Not only does he have a newborn son, Saugat, to care for, but a home to rebuild and skills to improve that’ll boost his income and standard of living.
Generous support for Tearfund’s Nepal appeal meant that when Binod’s house in Ghalegaon Makwanpur, was left badly damaged and unsafe as a result of the quake, the 22-year-old’s family, including his grandmother, weren’t left bereft.
Tarpaulin sheets and blankets supplied by one of our partners enabled him to create a waterproof shelter, which proved invaluable when the monsoon rains started.
Later he was given two bundles of corrugated iron sheets, which he was able to erect over a timber structure and it was in this temporary house that his son was born.
Destroying to rebuild
Tearfund's Nepali partners are also helping Binod by improving his skills as a stonemason, enabling him to build earthquake-resistant buildings. Over the last three years, he’s been working as a stonemason’s assistant in Kathmandu, so Tearfund’s training will build on his existing knowledge.
Binod is one of 180 masons that our partners are training. Their skills will be much in demand as many damaged areas have few skilled craftsmen to call on.
- the causes, effects and types of damage to homes caused by earthquakes
how to select good building materials

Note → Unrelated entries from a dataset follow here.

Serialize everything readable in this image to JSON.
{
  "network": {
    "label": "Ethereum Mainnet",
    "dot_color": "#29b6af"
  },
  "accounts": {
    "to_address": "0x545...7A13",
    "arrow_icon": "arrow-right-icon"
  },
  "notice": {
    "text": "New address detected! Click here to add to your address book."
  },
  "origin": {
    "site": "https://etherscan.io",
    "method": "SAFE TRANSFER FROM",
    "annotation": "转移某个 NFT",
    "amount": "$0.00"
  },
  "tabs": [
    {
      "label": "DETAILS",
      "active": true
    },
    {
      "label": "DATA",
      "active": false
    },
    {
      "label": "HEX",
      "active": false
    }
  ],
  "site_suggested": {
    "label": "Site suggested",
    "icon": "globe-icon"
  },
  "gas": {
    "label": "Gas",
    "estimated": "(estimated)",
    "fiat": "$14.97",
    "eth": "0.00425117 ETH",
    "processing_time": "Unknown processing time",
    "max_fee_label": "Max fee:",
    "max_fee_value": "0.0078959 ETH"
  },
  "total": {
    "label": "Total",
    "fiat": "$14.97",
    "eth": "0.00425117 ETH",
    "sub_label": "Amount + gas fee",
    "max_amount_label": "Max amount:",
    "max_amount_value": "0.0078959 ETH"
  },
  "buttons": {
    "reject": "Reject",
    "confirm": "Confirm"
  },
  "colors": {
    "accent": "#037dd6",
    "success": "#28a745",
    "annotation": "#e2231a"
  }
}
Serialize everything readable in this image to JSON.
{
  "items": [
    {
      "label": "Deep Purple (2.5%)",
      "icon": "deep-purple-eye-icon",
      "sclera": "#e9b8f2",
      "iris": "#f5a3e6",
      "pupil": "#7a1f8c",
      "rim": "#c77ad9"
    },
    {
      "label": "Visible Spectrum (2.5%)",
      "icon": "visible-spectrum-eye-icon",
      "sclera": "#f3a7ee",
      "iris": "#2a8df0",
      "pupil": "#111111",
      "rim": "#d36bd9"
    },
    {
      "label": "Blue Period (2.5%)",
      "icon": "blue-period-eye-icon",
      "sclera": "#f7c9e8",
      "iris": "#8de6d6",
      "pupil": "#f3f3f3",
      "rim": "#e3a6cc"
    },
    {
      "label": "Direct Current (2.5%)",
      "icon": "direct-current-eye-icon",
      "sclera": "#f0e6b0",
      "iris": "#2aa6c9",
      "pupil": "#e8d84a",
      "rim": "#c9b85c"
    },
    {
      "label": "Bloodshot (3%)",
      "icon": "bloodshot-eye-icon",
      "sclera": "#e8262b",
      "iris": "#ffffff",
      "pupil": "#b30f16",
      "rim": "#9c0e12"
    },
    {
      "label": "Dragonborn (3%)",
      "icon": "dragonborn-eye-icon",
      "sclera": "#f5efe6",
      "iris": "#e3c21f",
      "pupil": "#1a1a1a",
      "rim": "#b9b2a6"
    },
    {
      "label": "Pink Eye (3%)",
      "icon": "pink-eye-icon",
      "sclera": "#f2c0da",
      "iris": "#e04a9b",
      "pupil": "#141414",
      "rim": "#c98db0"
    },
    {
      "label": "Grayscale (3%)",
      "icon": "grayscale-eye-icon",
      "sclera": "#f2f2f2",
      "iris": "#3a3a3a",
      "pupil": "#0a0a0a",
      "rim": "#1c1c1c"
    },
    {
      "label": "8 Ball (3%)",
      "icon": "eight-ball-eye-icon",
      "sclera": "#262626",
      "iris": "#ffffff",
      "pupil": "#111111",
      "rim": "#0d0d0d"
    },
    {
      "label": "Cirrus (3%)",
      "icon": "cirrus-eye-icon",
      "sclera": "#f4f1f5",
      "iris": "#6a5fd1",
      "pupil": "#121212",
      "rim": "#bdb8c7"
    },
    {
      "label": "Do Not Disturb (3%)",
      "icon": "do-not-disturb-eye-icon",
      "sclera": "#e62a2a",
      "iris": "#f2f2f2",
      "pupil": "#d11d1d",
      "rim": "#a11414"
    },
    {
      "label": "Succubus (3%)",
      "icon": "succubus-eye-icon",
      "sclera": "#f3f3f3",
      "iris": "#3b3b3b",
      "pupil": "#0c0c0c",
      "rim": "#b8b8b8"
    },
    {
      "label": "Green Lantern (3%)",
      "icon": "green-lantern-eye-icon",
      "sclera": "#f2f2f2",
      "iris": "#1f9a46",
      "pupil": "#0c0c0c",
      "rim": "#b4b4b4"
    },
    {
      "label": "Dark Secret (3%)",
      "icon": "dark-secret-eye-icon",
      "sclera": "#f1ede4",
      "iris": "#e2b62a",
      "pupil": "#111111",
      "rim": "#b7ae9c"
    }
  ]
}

how to apply earthquake resilient construction techniques to buildings of stone and brick, e.g. by building better foundations, using reinforced concrete, constructing more stable roofs with bracing locking systems in the walls and roof
Despite facing the prospect of having to flatten his damaged house and rebuild it, Binod is grateful that Tearfund's partner's are equipping him with the skills to not only rebuild his own future, but that of many others affected by the quake.
Please pray for Binod and others like him who face months of rebuilding work in Nepal.